◆ **Given data**
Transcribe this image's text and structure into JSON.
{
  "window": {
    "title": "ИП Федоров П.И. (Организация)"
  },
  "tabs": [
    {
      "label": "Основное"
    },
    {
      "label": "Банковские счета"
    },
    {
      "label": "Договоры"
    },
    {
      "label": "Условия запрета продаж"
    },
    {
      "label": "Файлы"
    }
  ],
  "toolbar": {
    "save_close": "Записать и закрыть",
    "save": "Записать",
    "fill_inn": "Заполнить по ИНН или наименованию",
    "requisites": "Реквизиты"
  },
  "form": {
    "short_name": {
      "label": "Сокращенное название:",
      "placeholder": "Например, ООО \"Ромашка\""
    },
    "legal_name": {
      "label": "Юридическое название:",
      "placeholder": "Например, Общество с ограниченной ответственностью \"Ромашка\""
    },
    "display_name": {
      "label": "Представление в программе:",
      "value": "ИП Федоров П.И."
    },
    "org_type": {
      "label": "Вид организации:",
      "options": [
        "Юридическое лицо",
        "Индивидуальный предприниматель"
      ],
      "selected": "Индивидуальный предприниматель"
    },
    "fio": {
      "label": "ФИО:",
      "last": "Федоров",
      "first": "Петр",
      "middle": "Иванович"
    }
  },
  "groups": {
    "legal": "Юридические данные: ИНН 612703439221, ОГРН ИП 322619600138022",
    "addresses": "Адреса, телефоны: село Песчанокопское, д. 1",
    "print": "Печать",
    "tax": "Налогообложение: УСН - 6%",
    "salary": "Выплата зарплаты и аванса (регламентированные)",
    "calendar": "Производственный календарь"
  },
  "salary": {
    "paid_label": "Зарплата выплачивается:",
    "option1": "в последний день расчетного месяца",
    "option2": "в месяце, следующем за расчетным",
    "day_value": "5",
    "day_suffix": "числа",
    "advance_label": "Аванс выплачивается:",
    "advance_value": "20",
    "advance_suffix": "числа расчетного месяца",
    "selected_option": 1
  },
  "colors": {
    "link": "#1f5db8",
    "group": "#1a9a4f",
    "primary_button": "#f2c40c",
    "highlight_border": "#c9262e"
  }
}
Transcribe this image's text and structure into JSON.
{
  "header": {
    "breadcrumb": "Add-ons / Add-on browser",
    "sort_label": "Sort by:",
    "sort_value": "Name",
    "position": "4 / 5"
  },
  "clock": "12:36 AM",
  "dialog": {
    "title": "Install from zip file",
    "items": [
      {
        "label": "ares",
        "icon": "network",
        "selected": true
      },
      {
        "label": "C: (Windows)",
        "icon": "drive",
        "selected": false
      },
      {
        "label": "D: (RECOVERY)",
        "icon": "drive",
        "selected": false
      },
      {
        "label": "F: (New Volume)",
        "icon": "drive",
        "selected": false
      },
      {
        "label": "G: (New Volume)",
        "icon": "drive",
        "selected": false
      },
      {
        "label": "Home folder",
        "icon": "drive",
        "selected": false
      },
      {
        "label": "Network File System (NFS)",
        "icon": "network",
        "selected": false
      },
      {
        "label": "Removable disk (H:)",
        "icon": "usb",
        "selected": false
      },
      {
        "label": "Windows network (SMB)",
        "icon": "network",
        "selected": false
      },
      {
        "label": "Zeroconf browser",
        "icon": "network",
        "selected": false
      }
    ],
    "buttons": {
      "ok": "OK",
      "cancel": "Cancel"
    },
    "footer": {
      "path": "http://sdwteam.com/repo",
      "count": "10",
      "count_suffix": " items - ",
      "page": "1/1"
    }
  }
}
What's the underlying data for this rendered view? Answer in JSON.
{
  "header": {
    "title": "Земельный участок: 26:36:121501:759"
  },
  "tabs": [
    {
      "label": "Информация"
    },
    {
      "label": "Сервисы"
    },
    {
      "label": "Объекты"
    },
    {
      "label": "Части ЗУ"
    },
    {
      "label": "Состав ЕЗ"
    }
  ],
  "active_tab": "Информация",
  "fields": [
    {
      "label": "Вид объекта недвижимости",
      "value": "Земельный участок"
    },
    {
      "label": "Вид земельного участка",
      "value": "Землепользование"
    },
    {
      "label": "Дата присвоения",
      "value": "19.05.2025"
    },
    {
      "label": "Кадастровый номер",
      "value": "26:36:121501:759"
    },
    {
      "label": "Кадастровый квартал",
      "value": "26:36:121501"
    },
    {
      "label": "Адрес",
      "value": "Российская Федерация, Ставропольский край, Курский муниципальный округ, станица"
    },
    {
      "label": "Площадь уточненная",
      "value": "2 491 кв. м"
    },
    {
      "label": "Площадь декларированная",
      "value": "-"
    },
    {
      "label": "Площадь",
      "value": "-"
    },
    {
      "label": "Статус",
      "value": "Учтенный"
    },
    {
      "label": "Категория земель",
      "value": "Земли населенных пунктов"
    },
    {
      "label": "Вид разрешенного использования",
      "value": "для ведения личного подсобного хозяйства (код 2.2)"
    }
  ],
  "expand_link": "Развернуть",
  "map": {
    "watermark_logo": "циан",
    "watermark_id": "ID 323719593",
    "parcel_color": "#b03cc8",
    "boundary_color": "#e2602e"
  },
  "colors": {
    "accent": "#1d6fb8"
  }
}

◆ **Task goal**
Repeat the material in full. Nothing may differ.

◆ **Problem solution**
Transcribe this image's text and structure into JSON.
{
  "window": {
    "title": "ИП Федоров П.И. (Организация)"
  },
  "tabs": [
    {
      "label": "Основное"
    },
    {
      "label": "Банковские счета"
    },
    {
      "label": "Договоры"
    },
    {
      "label": "Условия запрета продаж"
    },
    {
      "label": "Файлы"
    }
  ],
  "toolbar": {
    "save_close": "Записать и закрыть",
    "save": "Записать",
    "fill_inn": "Заполнить по ИНН или наименованию",
    "requisites": "Реквизиты"
  },
  "form": {
    "short_name": {
      "label": "Сокращенное название:",
      "placeholder": "Например, ООО \"Ромашка\""
    },
    "legal_name": {
      "label": "Юридическое название:",
      "placeholder": "Например, Общество с ограниченной ответственностью \"Ромашка\""
    },
    "display_name": {
      "label": "Представление в программе:",
      "value": "ИП Федоров П.И."
    },
    "org_type": {
      "label": "Вид организации:",
      "options": [
        "Юридическое лицо",
        "Индивидуальный предприниматель"
      ],
      "selected": "Индивидуальный предприниматель"
    },
    "fio": {
      "label": "ФИО:",
      "last": "Федоров",
      "first": "Петр",
      "middle": "Иванович"
    }
  },
  "groups": {
    "legal": "Юридические данные: ИНН 612703439221, ОГРН ИП 322619600138022",
    "addresses": "Адреса, телефоны: село Песчанокопское, д. 1",
    "print": "Печать",
    "tax": "Налогообложение: УСН - 6%",
    "salary": "Выплата зарплаты и аванса (регламентированные)",
    "calendar": "Производственный календарь"
  },
  "salary": {
    "paid_label": "Зарплата выплачивается:",
    "option1": "в последний день расчетного месяца",
    "option2": "в месяце, следующем за расчетным",
    "day_value": "5",
    "day_suffix": "числа",
    "advance_label": "Аванс выплачивается:",
    "advance_value": "20",
    "advance_suffix": "числа расчетного месяца",
    "selected_option": 1
  },
  "colors": {
    "link": "#1f5db8",
    "group": "#1a9a4f",
    "primary_button": "#f2c40c",
    "highlight_border": "#c9262e"
  }
}
Transcribe this image's text and structure into JSON.
{
  "header": {
    "breadcrumb": "Add-ons / Add-on browser",
    "sort_label": "Sort by:",
    "sort_value": "Name",
    "position": "4 / 5"
  },
  "clock": "12:36 AM",
  "dialog": {
    "title": "Install from zip file",
    "items": [
      {
        "label": "ares",
        "icon": "network",
        "selected": true
      },
      {
        "label": "C: (Windows)",
        "icon": "drive",
        "selected": false
      },
      {
        "label": "D: (RECOVERY)",
        "icon": "drive",
        "selected": false
      },
      {
        "label": "F: (New Volume)",
        "icon": "drive",
        "selected": false
      },
      {
        "label": "G: (New Volume)",
        "icon": "drive",
        "selected": false
      },
      {
        "label": "Home folder",
        "icon": "drive",
        "selected": false
      },
      {
        "label": "Network File System (NFS)",
        "icon": "network",
        "selected": false
      },
      {
        "label": "Removable disk (H:)",
        "icon": "usb",
        "selected": false
      },
      {
        "label": "Windows network (SMB)",
        "icon": "network",
        "selected": false
      },
      {
        "label": "Zeroconf browser",
        "icon": "network",
        "selected": false
      }
    ],
    "buttons": {
      "ok": "OK",
      "cancel": "Cancel"
    },
    "footer": {
      "path": "http://sdwteam.com/repo",
      "count": "10",
      "count_suffix": " items - ",
      "page": "1/1"
    }
  }
}
What's the underlying data for this rendered view? Answer in JSON.
{
  "header": {
    "title": "Земельный участок: 26:36:121501:759"
  },
  "tabs": [
    {
      "label": "Информация"
    },
    {
      "label": "Сервисы"
    },
    {
      "label": "Объекты"
    },
    {
      "label": "Части ЗУ"
    },
    {
      "label": "Состав ЕЗ"
    }
  ],
  "active_tab": "Информация",
  "fields": [
    {
      "label": "Вид объекта недвижимости",
      "value": "Земельный участок"
    },
    {
      "label": "Вид земельного участка",
      "value": "Землепользование"
    },
    {
      "label": "Дата присвоения",
      "value": "19.05.2025"
    },
    {
      "label": "Кадастровый номер",
      "value": "26:36:121501:759"
    },
    {
      "label": "Кадастровый квартал",
      "value": "26:36:121501"
    },
    {
      "label": "Адрес",
      "value": "Российская Федерация, Ставропольский край, Курский муниципальный округ, станица"
    },
    {
      "label": "Площадь уточненная",
      "value": "2 491 кв. м"
    },
    {
      "label": "Площадь декларированная",
      "value": "-"
    },
    {
      "label": "Площадь",
      "value": "-"
    },
    {
      "label": "Статус",
      "value": "Учтенный"
    },
    {
      "label": "Категория земель",
      "value": "Земли населенных пунктов"
    },
    {
      "label": "Вид разрешенного использования",
      "value": "для ведения личного подсобного хозяйства (код 2.2)"
    }
  ],
  "expand_link": "Развернуть",
  "map": {
    "watermark_logo": "циан",
    "watermark_id": "ID 323719593",
    "parcel_color": "#b03cc8",
    "boundary_color": "#e2602e"
  },
  "colors": {
    "accent": "#1d6fb8"
  }
}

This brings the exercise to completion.